WHAT YOU SHOULD DO:
An exact repetition of the records is required. Leave nothing out.

SOURCE INFORMATION:
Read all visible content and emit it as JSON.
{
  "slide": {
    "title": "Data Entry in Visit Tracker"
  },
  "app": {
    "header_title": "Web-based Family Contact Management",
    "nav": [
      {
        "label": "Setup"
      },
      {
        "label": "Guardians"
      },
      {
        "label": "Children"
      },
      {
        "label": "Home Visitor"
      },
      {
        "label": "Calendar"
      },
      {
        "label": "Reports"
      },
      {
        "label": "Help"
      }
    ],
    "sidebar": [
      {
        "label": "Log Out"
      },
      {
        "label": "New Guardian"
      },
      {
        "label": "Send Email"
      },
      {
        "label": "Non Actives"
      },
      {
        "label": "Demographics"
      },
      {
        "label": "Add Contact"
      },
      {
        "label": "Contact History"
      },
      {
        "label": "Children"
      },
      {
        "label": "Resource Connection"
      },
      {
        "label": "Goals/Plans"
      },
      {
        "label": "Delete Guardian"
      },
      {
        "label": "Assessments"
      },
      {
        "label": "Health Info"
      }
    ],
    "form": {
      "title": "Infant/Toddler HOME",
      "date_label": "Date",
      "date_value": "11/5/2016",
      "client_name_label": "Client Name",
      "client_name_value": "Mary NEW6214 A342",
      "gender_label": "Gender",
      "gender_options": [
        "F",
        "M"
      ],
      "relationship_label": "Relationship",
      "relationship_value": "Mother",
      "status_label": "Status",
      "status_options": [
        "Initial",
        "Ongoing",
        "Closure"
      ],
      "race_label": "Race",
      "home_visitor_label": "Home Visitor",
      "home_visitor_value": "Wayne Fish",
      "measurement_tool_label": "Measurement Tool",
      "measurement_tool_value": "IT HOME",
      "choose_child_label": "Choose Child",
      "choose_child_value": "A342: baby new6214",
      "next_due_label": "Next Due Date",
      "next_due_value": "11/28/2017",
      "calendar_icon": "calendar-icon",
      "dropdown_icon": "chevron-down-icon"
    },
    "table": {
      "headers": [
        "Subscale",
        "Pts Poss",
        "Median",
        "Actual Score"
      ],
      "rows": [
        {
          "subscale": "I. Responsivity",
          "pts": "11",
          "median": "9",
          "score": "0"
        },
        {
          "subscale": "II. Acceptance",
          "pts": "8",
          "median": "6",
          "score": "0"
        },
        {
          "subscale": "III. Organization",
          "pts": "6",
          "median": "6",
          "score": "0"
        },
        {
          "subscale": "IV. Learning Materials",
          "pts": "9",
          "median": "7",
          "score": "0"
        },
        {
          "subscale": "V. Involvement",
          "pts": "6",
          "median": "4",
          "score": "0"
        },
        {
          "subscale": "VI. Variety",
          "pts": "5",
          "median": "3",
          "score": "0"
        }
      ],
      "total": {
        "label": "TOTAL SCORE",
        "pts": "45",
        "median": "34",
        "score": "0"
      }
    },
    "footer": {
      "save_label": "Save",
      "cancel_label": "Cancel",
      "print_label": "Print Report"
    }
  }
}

TASK SOLUTION:
Read all visible content and emit it as JSON.
{
  "slide": {
    "title": "Data Entry in Visit Tracker"
  },
  "app": {
    "header_title": "Web-based Family Contact Management",
    "nav": [
      {
        "label": "Setup"
      },
      {
        "label": "Guardians"
      },
      {
        "label": "Children"
      },
      {
        "label": "Home Visitor"
      },
      {
        "label": "Calendar"
      },
      {
        "label": "Reports"
      },
      {
        "label": "Help"
      }
    ],
    "sidebar": [
      {
        "label": "Log Out"
      },
      {
        "label": "New Guardian"
      },
      {
        "label": "Send Email"
      },
      {
        "label": "Non Actives"
      },
      {
        "label": "Demographics"
      },
      {
        "label": "Add Contact"
      },
      {
        "label": "Contact History"
      },
      {
        "label": "Children"
      },
      {
        "label": "Resource Connection"
      },
      {
        "label": "Goals/Plans"
      },
      {
        "label": "Delete Guardian"
      },
      {
        "label": "Assessments"
      },
      {
        "label": "Health Info"
      }
    ],
    "form": {
      "title": "Infant/Toddler HOME",
      "date_label": "Date",
      "date_value": "11/5/2016",
      "client_name_label": "Client Name",
      "client_name_value": "Mary NEW6214 A342",
      "gender_label": "Gender",
      "gender_options": [
        "F",
        "M"
      ],
      "relationship_label": "Relationship",
      "relationship_value": "Mother",
      "status_label": "Status",
      "status_options": [
        "Initial",
        "Ongoing",
        "Closure"
      ],
      "race_label": "Race",
      "home_visitor_label": "Home Visitor",
      "home_visitor_value": "Wayne Fish",
      "measurement_tool_label": "Measurement Tool",
      "measurement_tool_value": "IT HOME",
      "choose_child_label": "Choose Child",
      "choose_child_value": "A342: baby new6214",
      "next_due_label": "Next Due Date",
      "next_due_value": "11/28/2017",
      "calendar_icon": "calendar-icon",
      "dropdown_icon": "chevron-down-icon"
    },
    "table": {
      "headers": [
        "Subscale",
        "Pts Poss",
        "Median",
        "Actual Score"
      ],
      "rows": [
        {
          "subscale": "I. Responsivity",
          "pts": "11",
          "median": "9",
          "score": "0"
        },
        {
          "subscale": "II. Acceptance",
          "pts": "8",
          "median": "6",
          "score": "0"
        },
        {
          "subscale": "III. Organization",
          "pts": "6",
          "median": "6",
          "score": "0"
        },
        {
          "subscale": "IV. Learning Materials",
          "pts": "9",
          "median": "7",
          "score": "0"
        },
        {
          "subscale": "V. Involvement",
          "pts": "6",
          "median": "4",
          "score": "0"
        },
        {
          "subscale": "VI. Variety",
          "pts": "5",
          "median": "3",
          "score": "0"
        }
      ],
      "total": {
        "label": "TOTAL SCORE",
        "pts": "45",
        "median": "34",
        "score": "0"
      }
    },
    "footer": {
      "save_label": "Save",
      "cancel_label": "Cancel",
      "print_label": "Print Report"
    }
  }
}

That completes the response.